The annual event, run by 160 (Wales) Brigade in the UK, is both physically and mentally demanding and is a highlight in the British Army’s training calendar. Internationally, it is regarded as one of the toughest tests the modern-day soldier can face and some foreign entrants have to claim the right to take part by winning through their own domestic challenge.

Stewart, a former Buxton College student who joined the Army in 2010, said this was his first attempt at taking on Cambrian: “This is a proper test of soldiering and surviving in the field – stretching all your military skills.

“The river crossing is probably the one thing everyone winces at because of the thought of dragging your kit across a freezing cold reservoir, or whatever stretch of water we’re tested on.”

Teams are subjected to a thorough check to ensure that they are in possession of the correct kit, equipment and clothing required for the exercise. Team patrol commanders are then given a set of orders for onward briefing to members of their patrol. Patrols are then taken to a number of drop-off points in the hills.

Split into seven phases, the teams then have to march a mind-and-muscle sapping 55km carrying full personal kit and equipment, weighing in at some 60lbs, on a two-day patrolling mission.

Navigating both by day and night, the patrols face many testing and specialist challenges, including observation and reconnaissance of enemy forces, cold river crossings in full kit without access to boats, first-aid and defensive shooting under attack.

At the completion of their patrol, each team faces a comprehensive debriefing session on their mission.

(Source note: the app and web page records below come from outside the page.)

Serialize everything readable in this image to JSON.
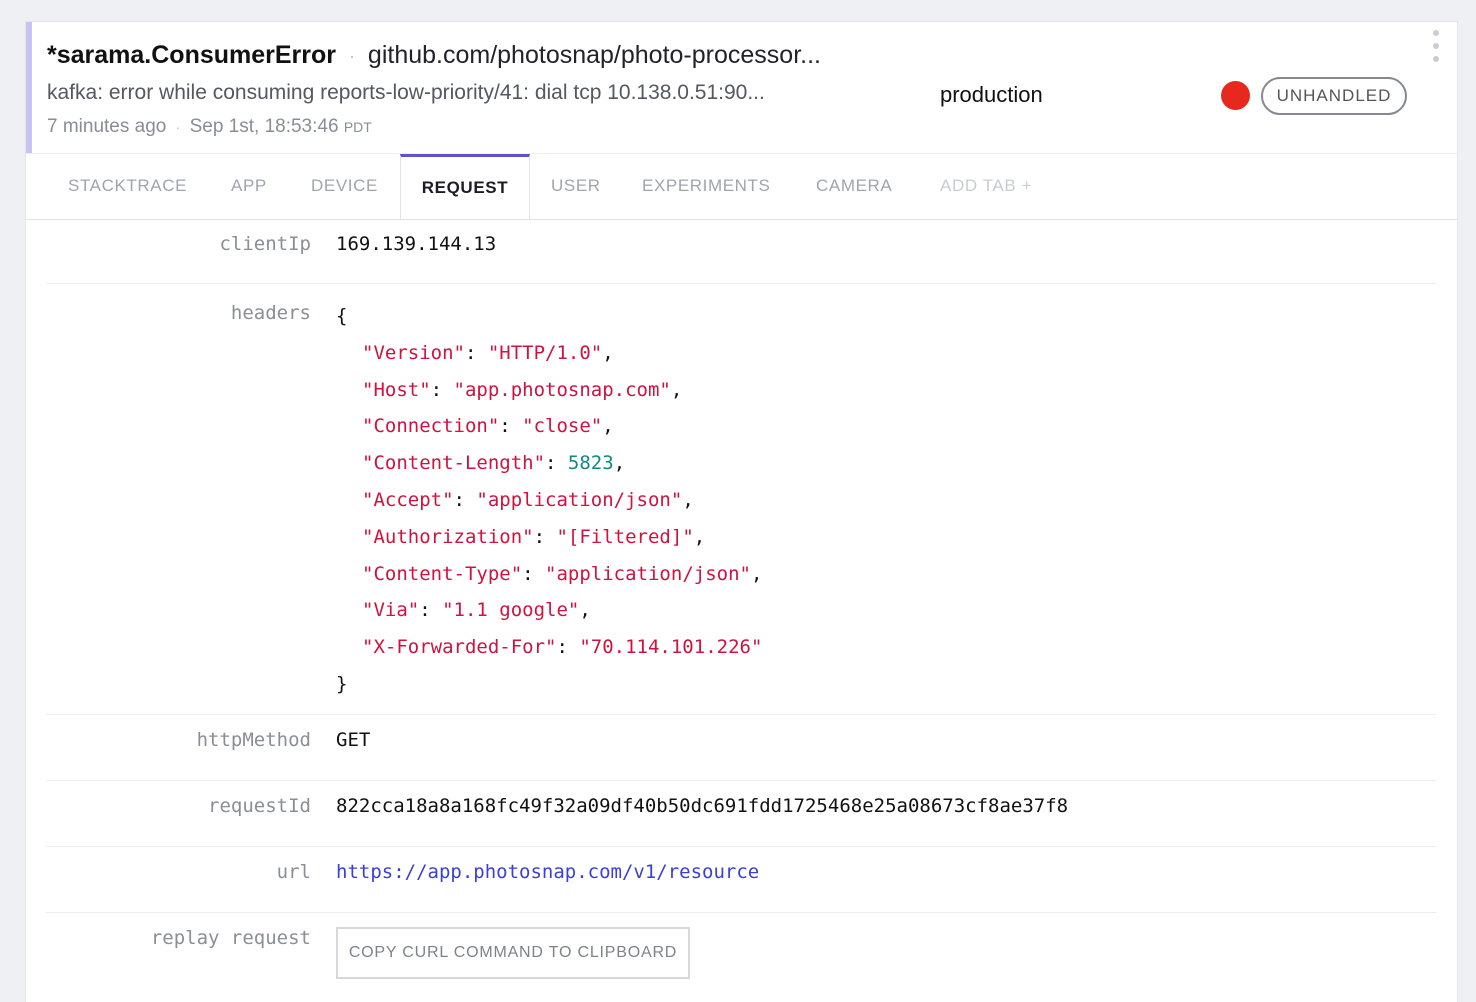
{
  "header": {
    "error_type": "*sarama.ConsumerError",
    "separator": "·",
    "error_location": "github.com/photosnap/photo-processor...",
    "message": "kafka: error while consuming reports-low-priority/41: dial tcp 10.138.0.51:90...",
    "environment": "production",
    "relative_time": "7 minutes ago",
    "absolute_time": "Sep 1st, 18:53:46",
    "timezone": "PDT",
    "severity_color": "#e6281e",
    "badge": "UNHANDLED"
  },
  "tabs": [
    {
      "label": "STACKTRACE",
      "active": false
    },
    {
      "label": "APP",
      "active": false
    },
    {
      "label": "DEVICE",
      "active": false
    },
    {
      "label": "REQUEST",
      "active": true
    },
    {
      "label": "USER",
      "active": false
    },
    {
      "label": "EXPERIMENTS",
      "active": false
    },
    {
      "label": "CAMERA",
      "active": false
    },
    {
      "label": "ADD TAB +",
      "active": false
    }
  ],
  "request": {
    "clientIp": {
      "key": "clientIp",
      "value": "169.139.144.13"
    },
    "headers": {
      "key": "headers",
      "open": "{",
      "close": "}",
      "entries": [
        {
          "k": "\"Version\"",
          "v": "\"HTTP/1.0\"",
          "type": "string",
          "trail": ","
        },
        {
          "k": "\"Host\"",
          "v": "\"app.photosnap.com\"",
          "type": "string",
          "trail": ","
        },
        {
          "k": "\"Connection\"",
          "v": "\"close\"",
          "type": "string",
          "trail": ","
        },
        {
          "k": "\"Content-Length\"",
          "v": "5823",
          "type": "number",
          "trail": ","
        },
        {
          "k": "\"Accept\"",
          "v": "\"application/json\"",
          "type": "string",
          "trail": ","
        },
        {
          "k": "\"Authorization\"",
          "v": "\"[Filtered]\"",
          "type": "string",
          "trail": ","
        },
        {
          "k": "\"Content-Type\"",
          "v": "\"application/json\"",
          "type": "string",
          "trail": ","
        },
        {
          "k": "\"Via\"",
          "v": "\"1.1 google\"",
          "type": "string",
          "trail": ","
        },
        {
          "k": "\"X-Forwarded-For\"",
          "v": "\"70.114.101.226\"",
          "type": "string",
          "trail": ""
        }
      ]
    },
    "httpMethod": {
      "key": "httpMethod",
      "value": "GET"
    },
    "requestId": {
      "key": "requestId",
      "value": "822cca18a8a168fc49f32a09df40b50dc691fdd1725468e25a08673cf8ae37f8"
    },
    "url": {
      "key": "url",
      "value": "https://app.photosnap.com/v1/resource"
    },
    "replay": {
      "key": "replay request",
      "button": "COPY CURL COMMAND TO CLIPBOARD"
    }
  },
  "colors": {
    "accent": "#5b53d6",
    "json_string": "#d0123f",
    "json_number": "#0f8a80",
    "link": "#3a3fd6"
  }
}
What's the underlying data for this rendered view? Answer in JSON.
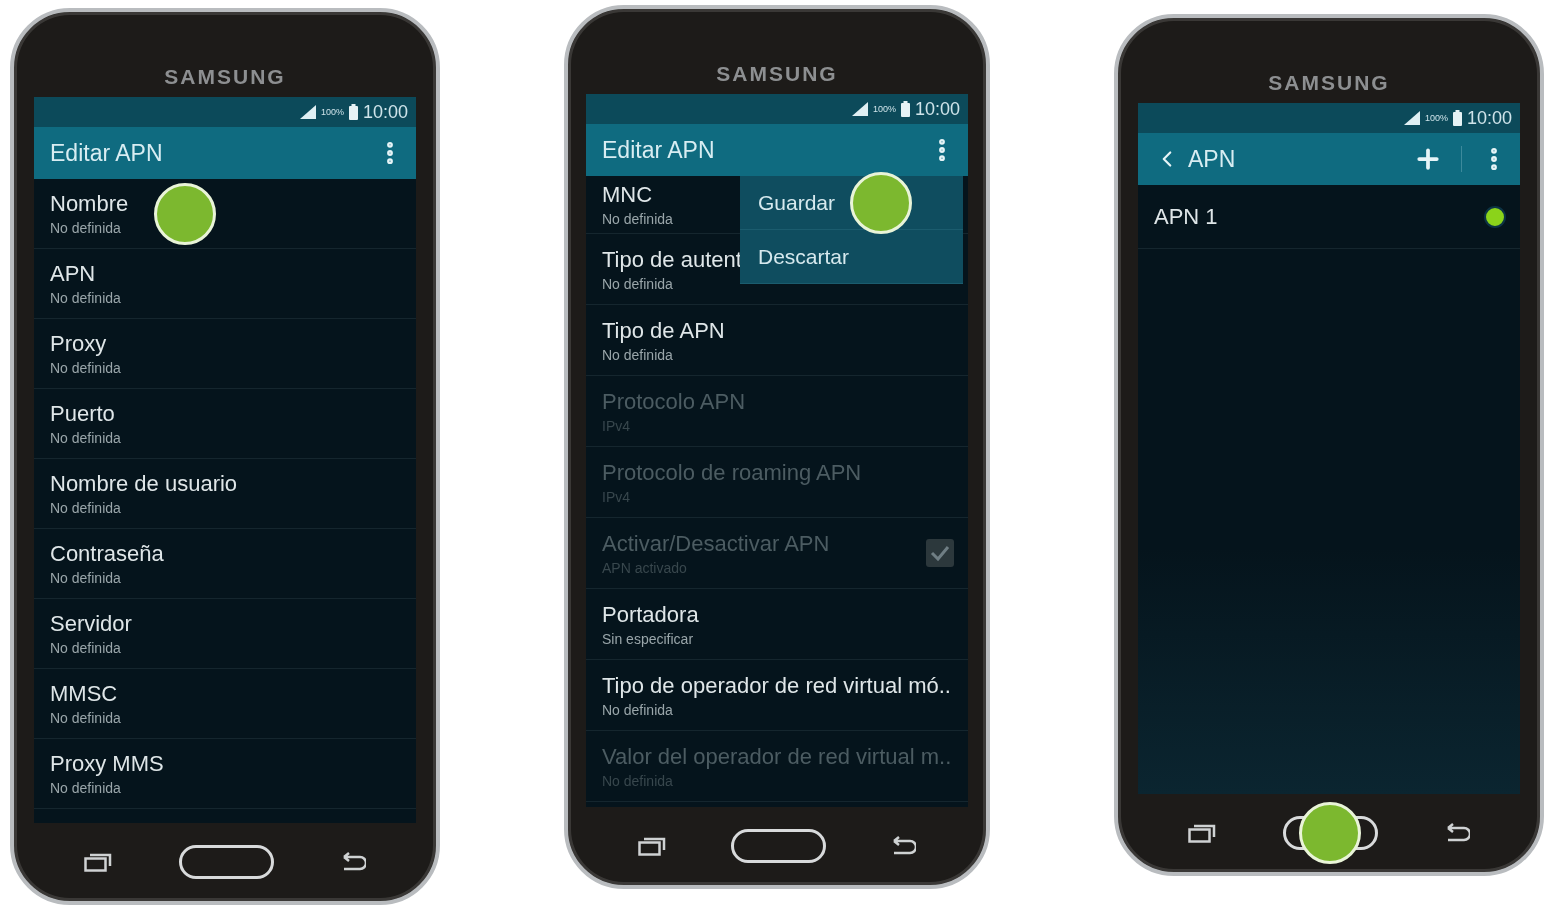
{
  "phones": [
    {
      "brand": "SAMSUNG",
      "status": {
        "battery": "100%",
        "time": "10:00"
      },
      "header": {
        "title": "Editar APN",
        "back": false,
        "add": false,
        "more": true
      },
      "home_key": {
        "tapped": false
      },
      "items": [
        {
          "kind": "text",
          "title": "Nombre",
          "subtitle": "No definida",
          "disabled": false,
          "tapped": true
        },
        {
          "kind": "text",
          "title": "APN",
          "subtitle": "No definida",
          "disabled": false,
          "tapped": false
        },
        {
          "kind": "text",
          "title": "Proxy",
          "subtitle": "No definida",
          "disabled": false,
          "tapped": false
        },
        {
          "kind": "text",
          "title": "Puerto",
          "subtitle": "No definida",
          "disabled": false,
          "tapped": false
        },
        {
          "kind": "text",
          "title": "Nombre de usuario",
          "subtitle": "No definida",
          "disabled": false,
          "tapped": false
        },
        {
          "kind": "text",
          "title": "Contraseña",
          "subtitle": "No definida",
          "disabled": false,
          "tapped": false
        },
        {
          "kind": "text",
          "title": "Servidor",
          "subtitle": "No definida",
          "disabled": false,
          "tapped": false
        },
        {
          "kind": "text",
          "title": "MMSC",
          "subtitle": "No definida",
          "disabled": false,
          "tapped": false
        },
        {
          "kind": "text",
          "title": "Proxy MMS",
          "subtitle": "No definida",
          "disabled": false,
          "tapped": false
        }
      ]
    },
    {
      "brand": "SAMSUNG",
      "status": {
        "battery": "100%",
        "time": "10:00"
      },
      "header": {
        "title": "Editar APN",
        "back": false,
        "add": false,
        "more": true
      },
      "home_key": {
        "tapped": false
      },
      "menu": [
        {
          "label": "Guardar",
          "tapped": true
        },
        {
          "label": "Descartar",
          "tapped": false
        }
      ],
      "items": [
        {
          "kind": "partial",
          "title": "MNC",
          "subtitle": "No definida",
          "disabled": false,
          "tapped": false
        },
        {
          "kind": "text",
          "title": "Tipo de autent",
          "subtitle": "No definida",
          "disabled": false,
          "tapped": false
        },
        {
          "kind": "text",
          "title": "Tipo de APN",
          "subtitle": "No definida",
          "disabled": false,
          "tapped": false
        },
        {
          "kind": "text",
          "title": "Protocolo APN",
          "subtitle": "IPv4",
          "disabled": true,
          "tapped": false
        },
        {
          "kind": "text",
          "title": "Protocolo de roaming APN",
          "subtitle": "IPv4",
          "disabled": true,
          "tapped": false
        },
        {
          "kind": "checkbox",
          "title": "Activar/Desactivar APN",
          "subtitle": "APN activado",
          "disabled": true,
          "checked": true,
          "tapped": false
        },
        {
          "kind": "text",
          "title": "Portadora",
          "subtitle": "Sin especificar",
          "disabled": false,
          "tapped": false
        },
        {
          "kind": "text",
          "title": "Tipo de operador de red virtual mó..",
          "subtitle": "No definida",
          "disabled": false,
          "tapped": false
        },
        {
          "kind": "text",
          "title": "Valor del operador de red virtual m..",
          "subtitle": "No definida",
          "disabled": true,
          "tapped": false
        }
      ]
    },
    {
      "brand": "SAMSUNG",
      "status": {
        "battery": "100%",
        "time": "10:00"
      },
      "header": {
        "title": "APN",
        "back": true,
        "add": true,
        "more": true
      },
      "home_key": {
        "tapped": true
      },
      "items": [
        {
          "kind": "radio",
          "title": "APN 1",
          "selected": true,
          "disabled": false,
          "tapped": false
        }
      ]
    }
  ]
}
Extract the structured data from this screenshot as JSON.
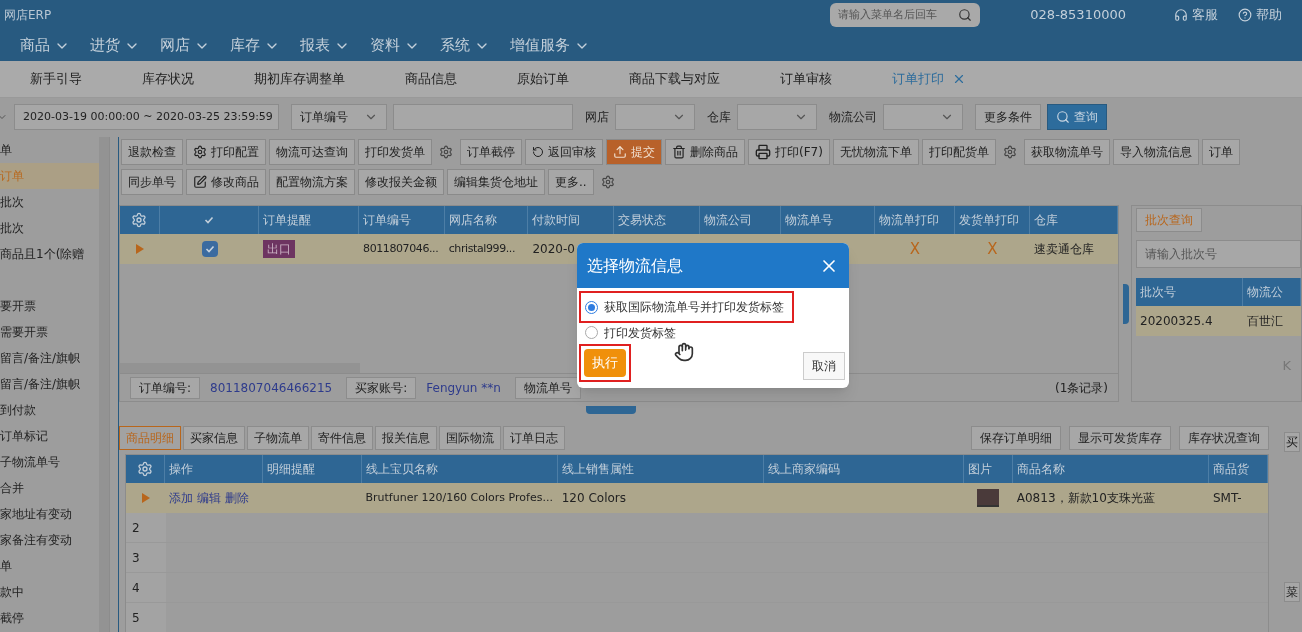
{
  "header": {
    "brand": "网店ERP",
    "search_placeholder": "请输入菜单名后回车",
    "phone": "028-85310000",
    "links": [
      {
        "kind": "headset",
        "label": "客服"
      },
      {
        "kind": "help",
        "label": "帮助"
      }
    ]
  },
  "menu": [
    "商品",
    "进货",
    "网店",
    "库存",
    "报表",
    "资料",
    "系统",
    "增值服务"
  ],
  "tabs": [
    {
      "label": "新手引导",
      "selected": false
    },
    {
      "label": "库存状况",
      "selected": false
    },
    {
      "label": "期初库存调整单",
      "selected": false
    },
    {
      "label": "商品信息",
      "selected": false
    },
    {
      "label": "原始订单",
      "selected": false
    },
    {
      "label": "商品下载与对应",
      "selected": false
    },
    {
      "label": "订单审核",
      "selected": false
    },
    {
      "label": "订单打印",
      "selected": true
    }
  ],
  "filter": {
    "date_range": "2020-03-19 00:00:00 ~ 2020-03-25 23:59:59",
    "field_select": "订单编号",
    "selects": [
      "网店",
      "仓库",
      "物流公司"
    ],
    "more": "更多条件",
    "search": "查询"
  },
  "sidebar": {
    "items": [
      {
        "label": "单",
        "selected": false
      },
      {
        "label": "订单",
        "selected": true
      },
      {
        "label": "批次",
        "selected": false
      },
      {
        "label": "批次",
        "selected": false
      },
      {
        "label": "商品且1个(除赠",
        "selected": false
      },
      {
        "label": "要开票",
        "selected": false
      },
      {
        "label": "需要开票",
        "selected": false
      },
      {
        "label": "留言/备注/旗帜",
        "selected": false
      },
      {
        "label": "留言/备注/旗帜",
        "selected": false
      },
      {
        "label": "到付款",
        "selected": false
      },
      {
        "label": "订单标记",
        "selected": false
      },
      {
        "label": "子物流单号",
        "selected": false
      },
      {
        "label": "合并",
        "selected": false
      },
      {
        "label": "家地址有变动",
        "selected": false
      },
      {
        "label": "家备注有变动",
        "selected": false
      },
      {
        "label": "单",
        "selected": false
      },
      {
        "label": "款中",
        "selected": false
      },
      {
        "label": "截停",
        "selected": false
      }
    ]
  },
  "toolbar_actions": [
    {
      "kind": "plain",
      "label": "退款检查"
    },
    {
      "kind": "gear",
      "label": "打印配置"
    },
    {
      "kind": "plain",
      "label": "物流可达查询"
    },
    {
      "kind": "plain",
      "label": "打印发货单"
    },
    {
      "kind": "gear-only"
    },
    {
      "kind": "plain",
      "label": "订单截停"
    },
    {
      "kind": "undo",
      "label": "返回审核"
    },
    {
      "kind": "primary",
      "label": "提交"
    },
    {
      "kind": "trash",
      "label": "删除商品"
    },
    {
      "kind": "printer",
      "label": "打印(F7)"
    },
    {
      "kind": "plain",
      "label": "无忧物流下单"
    },
    {
      "kind": "plain",
      "label": "打印配货单"
    },
    {
      "kind": "gear-only"
    },
    {
      "kind": "plain",
      "label": "获取物流单号"
    },
    {
      "kind": "plain",
      "label": "导入物流信息"
    },
    {
      "kind": "plain",
      "label": "订单"
    }
  ],
  "toolbar_more": [
    {
      "kind": "plain",
      "label": "同步单号"
    },
    {
      "kind": "edit",
      "label": "修改商品"
    },
    {
      "kind": "plain",
      "label": "配置物流方案"
    },
    {
      "kind": "plain",
      "label": "修改报关金额"
    },
    {
      "kind": "plain",
      "label": "编辑集货仓地址"
    },
    {
      "kind": "plain",
      "label": "更多.."
    },
    {
      "kind": "gear-only"
    }
  ],
  "orders": {
    "columns": [
      "订单提醒",
      "订单编号",
      "网店名称",
      "付款时间",
      "交易状态",
      "物流公司",
      "物流单号",
      "物流单打印",
      "发货单打印",
      "仓库"
    ],
    "rows": [
      {
        "selected": true,
        "checked": true,
        "tag": "出口",
        "order_no": "8011807046...",
        "shop": "christal999...",
        "pay_time": "2020-0",
        "logistics_print": "X",
        "invoice_print": "X",
        "warehouse": "速卖通仓库"
      }
    ],
    "footer": [
      {
        "label": "订单编号:",
        "value": "8011807046466215"
      },
      {
        "label": "买家账号:",
        "value": "Fengyun **n"
      },
      {
        "label": "物流单号"
      }
    ],
    "count": "(1条记录)"
  },
  "batch_panel": {
    "tab": "批次查询",
    "placeholder": "请输入批次号",
    "columns": [
      "批次号",
      "物流公"
    ],
    "rows": [
      [
        "20200325.4",
        "百世汇"
      ]
    ],
    "pager": "K"
  },
  "details": {
    "tabs": [
      {
        "label": "商品明细",
        "selected": true
      },
      {
        "label": "买家信息",
        "selected": false
      },
      {
        "label": "子物流单",
        "selected": false
      },
      {
        "label": "寄件信息",
        "selected": false
      },
      {
        "label": "报关信息",
        "selected": false
      },
      {
        "label": "国际物流",
        "selected": false
      },
      {
        "label": "订单日志",
        "selected": false
      }
    ],
    "actions": [
      "保存订单明细",
      "显示可发货库存",
      "库存状况查询"
    ],
    "columns": [
      "操作",
      "明细提醒",
      "线上宝贝名称",
      "线上销售属性",
      "线上商家编码",
      "图片",
      "商品名称",
      "商品货"
    ],
    "rows": [
      {
        "selected": true,
        "links": [
          "添加",
          "编辑",
          "删除"
        ],
        "item_name": "Brutfuner 120/160 Colors Profes...",
        "sale_attr": "120 Colors",
        "product_name": "A0813，新款10支珠光蓝",
        "code": "SMT-"
      }
    ],
    "empty_rows": [
      "2",
      "3",
      "4",
      "5"
    ],
    "side_labels": [
      "买",
      "菜"
    ]
  },
  "dialog": {
    "title": "选择物流信息",
    "options": [
      {
        "label": "获取国际物流单号并打印发货标签",
        "selected": true,
        "highlighted": true
      },
      {
        "label": "打印发货标签",
        "selected": false,
        "highlighted": false
      }
    ],
    "execute": {
      "label": "执行",
      "highlighted": true
    },
    "cancel": "取消"
  }
}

Military skills, stamina and dedication are constantly evaluated during the patrol and marked with a system of points. Teams that successfully complete their patrol are awarded a gold, silver or bronze medal or certificate of merit, depending on the total number of points they have gained.